Also this morning there was a report of a bombing in Narathiwat. The Minister to the Prime Minister's Office, speaking at a press conference this morning, said that the government was pursuing a dual track. One of economic development but also to emphasize the use of law enforcement. One of the things he did acknowledge was that the elements, even if he described them as a minority, have been very effective in creating what he called a terror campaign and that, he said, is "unacceptable for us as a nation".

As we drove past, many shops were closed; could have been because people were at Friday prayers, but there have been threats by the insurgents against people opening their stalls on Friday. The mosques that we passed were busy. There were many people going to Friday prayers.

Security is tight across the region - there are a lot of roadblocks guarded by the military. It's estimated up to 20,000 soldiers have been based here to bring the situation under control.

BAYRON: Could you give us a background on the origins of this conflict?

CORBEN: The origins probably date back to about 100 years ago or so when Thailand took over three key areas of Malaysia.

It's gone through several phases where separatists against the Bangkok government have tried to fight for a separatist state or to be part of Malaysia.

It reached a quite bad period in the 1970s and 80s. But the government, through a process of negotiations was able to reach a settlement with the separatist groups.

Under new security arrangements, a certain degree of peace had been brought here through the 1990s.

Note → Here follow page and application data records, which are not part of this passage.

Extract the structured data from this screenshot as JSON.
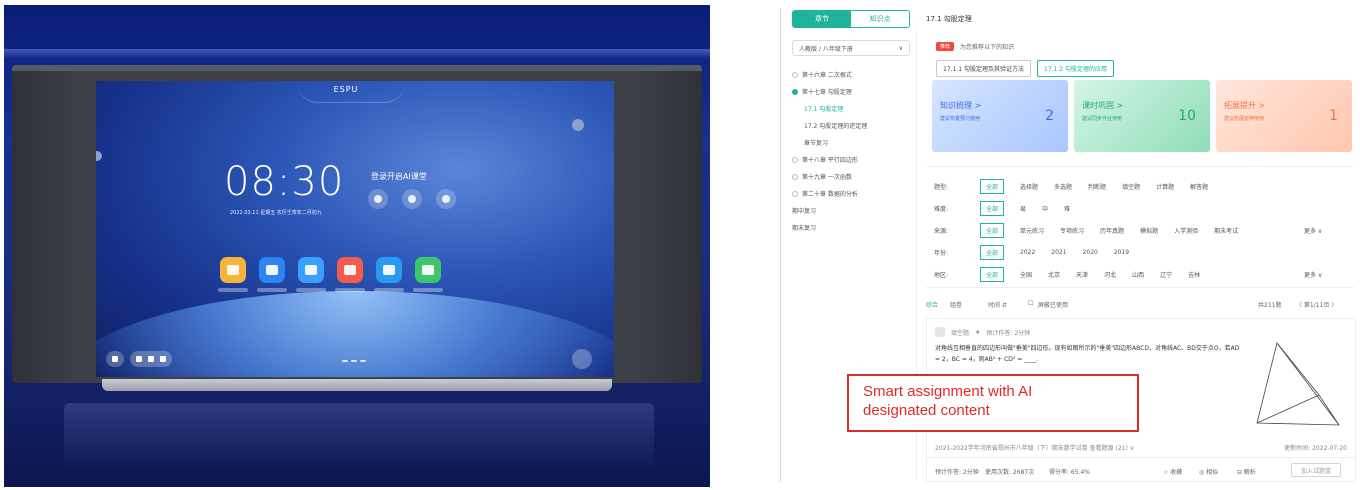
{
  "left_display": {
    "brand": "ESPU",
    "clock": "08:30",
    "date_line": "2022.03.11 星期五 农历壬寅年二月初九",
    "ai_login": "登录开启AI课堂",
    "app_colors": [
      "#f5b43a",
      "#2e84f5",
      "#3aa0ff",
      "#f25c4a",
      "#2a9af0",
      "#3ec46b"
    ]
  },
  "sidebar": {
    "tabs": [
      {
        "label": "章节",
        "active": true
      },
      {
        "label": "知识点",
        "active": false
      }
    ],
    "textbook": "人教版 / 八年级下册",
    "tree": [
      {
        "label": "第十六章 二次根式",
        "kind": "chapter",
        "open": false
      },
      {
        "label": "第十七章 勾股定理",
        "kind": "chapter",
        "open": true
      },
      {
        "label": "17.1 勾股定理",
        "kind": "sub",
        "active": true
      },
      {
        "label": "17.2 勾股定理的逆定理",
        "kind": "sub",
        "active": false
      },
      {
        "label": "章节复习",
        "kind": "sub",
        "active": false
      },
      {
        "label": "第十八章 平行四边形",
        "kind": "chapter",
        "open": false
      },
      {
        "label": "第十九章 一次函数",
        "kind": "chapter",
        "open": false
      },
      {
        "label": "第二十章 数据的分析",
        "kind": "chapter",
        "open": false
      },
      {
        "label": "期中复习",
        "kind": "plain"
      },
      {
        "label": "期末复习",
        "kind": "plain"
      }
    ]
  },
  "content": {
    "title": "17.1 勾股定理",
    "hot_badge": "推荐",
    "hot_text": "为您推荐以下的知识",
    "knowledge_pills": [
      {
        "label": "17.1.1 勾股定理及其验证方法",
        "selected": false
      },
      {
        "label": "17.1.2 勾股定理的应用",
        "selected": true
      }
    ],
    "cards": [
      {
        "title": "知识梳理 >",
        "sub": "建议布置预习使用",
        "num": "2",
        "style": "blue"
      },
      {
        "title": "课时巩固 >",
        "sub": "建议同步作业使用",
        "num": "10",
        "style": "green"
      },
      {
        "title": "拓展提升 >",
        "sub": "建议拓展延伸使用",
        "num": "1",
        "style": "orange"
      }
    ],
    "filters": [
      {
        "label": "题型:",
        "options": [
          "全部",
          "选择题",
          "多选题",
          "判断题",
          "填空题",
          "计算题",
          "解答题"
        ],
        "more": ""
      },
      {
        "label": "难度:",
        "options": [
          "全部",
          "易",
          "中",
          "难"
        ],
        "more": ""
      },
      {
        "label": "来源:",
        "options": [
          "全部",
          "单元练习",
          "专项练习",
          "历年真题",
          "模拟题",
          "入学测验",
          "期末考试"
        ],
        "more": "更多 ∨"
      },
      {
        "label": "年份:",
        "options": [
          "全部",
          "2022",
          "2021",
          "2020",
          "2019"
        ],
        "more": ""
      },
      {
        "label": "地区:",
        "options": [
          "全部",
          "全国",
          "北京",
          "天津",
          "河北",
          "山西",
          "辽宁",
          "吉林"
        ],
        "more": "更多 ∨"
      }
    ],
    "toolbar": {
      "sort_default": "综合",
      "sort_hot": "组卷",
      "sort_time": "时间 ⇵",
      "hide_used": "屏蔽已使用",
      "total": "共211题",
      "pager": "〈  第1/11页  〉"
    },
    "question": {
      "type": "填空题",
      "difficulty": "★",
      "time": "预计作答: 2分钟",
      "text": "对角线互相垂直的四边形叫做\"垂美\"四边形。现有如图所示的\"垂美\"四边形ABCD，对角线AC、BD交于点O，若AD = 2，BC = 4，则AB² + CD² = ____.",
      "source": "2021-2022学年河南省郑州市八年级（下）期末数学试卷  查看题源 (21) ∨",
      "updated": "更新时间: 2022-07-20",
      "footer": {
        "time": "预计作答: 2分钟",
        "used": "使用次数: 2687次",
        "score": "得分率: 65.4%",
        "fav": "☆ 收藏",
        "similar": "◎ 相似",
        "analysis": "⊟ 解析",
        "add": "加入试题篮"
      }
    }
  },
  "callout": {
    "line1": "Smart assignment with AI",
    "line2": "designated content",
    "color": "#e02a2a"
  }
}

The latest violence really blew up in January 2004 when there was an attack on an army depot. Since then, there's been something like more than 1,000 people have died in the latest insurgency and there are concerns that it could be ongoing for some time.